- _Exercise instructions_:
Compute how many lines in the entries below contain "policy", and output nothing but the number.

Dataset rows describing interfaces:
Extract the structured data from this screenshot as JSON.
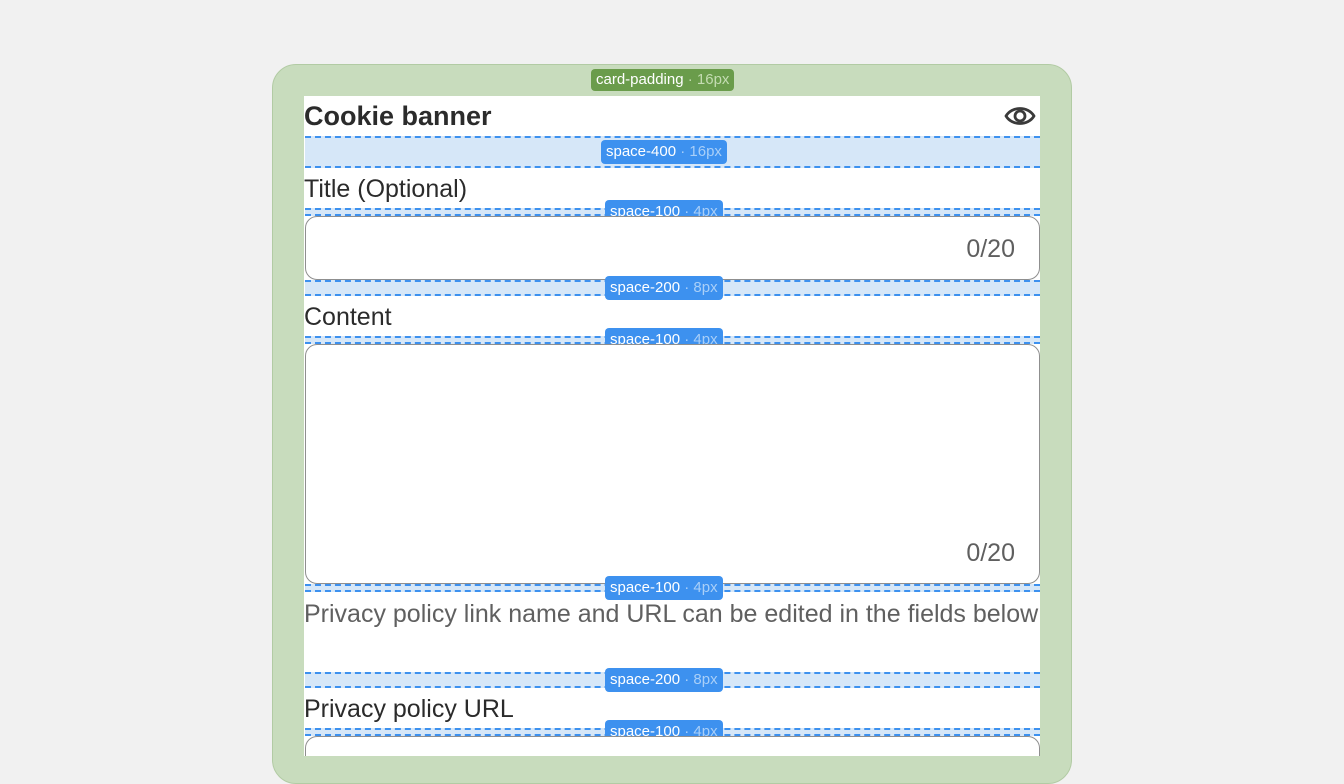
{
  "card": {
    "padding_token": "card-padding",
    "padding_value": "16px",
    "title": "Cookie banner",
    "preview_icon": "eye-icon"
  },
  "spacing": {
    "header_gap": {
      "token": "space-400",
      "value": "16px"
    },
    "title_label_gap": {
      "token": "space-100",
      "value": "4px"
    },
    "title_field_gap": {
      "token": "space-200",
      "value": "8px"
    },
    "content_label_gap": {
      "token": "space-100",
      "value": "4px"
    },
    "content_field_gap": {
      "token": "space-100",
      "value": "4px"
    },
    "helper_gap": {
      "token": "space-200",
      "value": "8px"
    },
    "url_label_gap": {
      "token": "space-100",
      "value": "4px"
    }
  },
  "form": {
    "title_field": {
      "label": "Title (Optional)",
      "value": "",
      "counter": "0/20"
    },
    "content_field": {
      "label": "Content",
      "value": "",
      "counter": "0/20"
    },
    "helper_text": "Privacy policy link name and URL can be edited in the fields below",
    "privacy_url_field": {
      "label": "Privacy policy URL",
      "value": ""
    }
  },
  "colors": {
    "card_background": "#c8dcbd",
    "padding_badge": "#6a9c4b",
    "spacing_accent": "#3d91ef",
    "spacing_fill": "#d6e7f8"
  }
}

- _Exercise response_:
2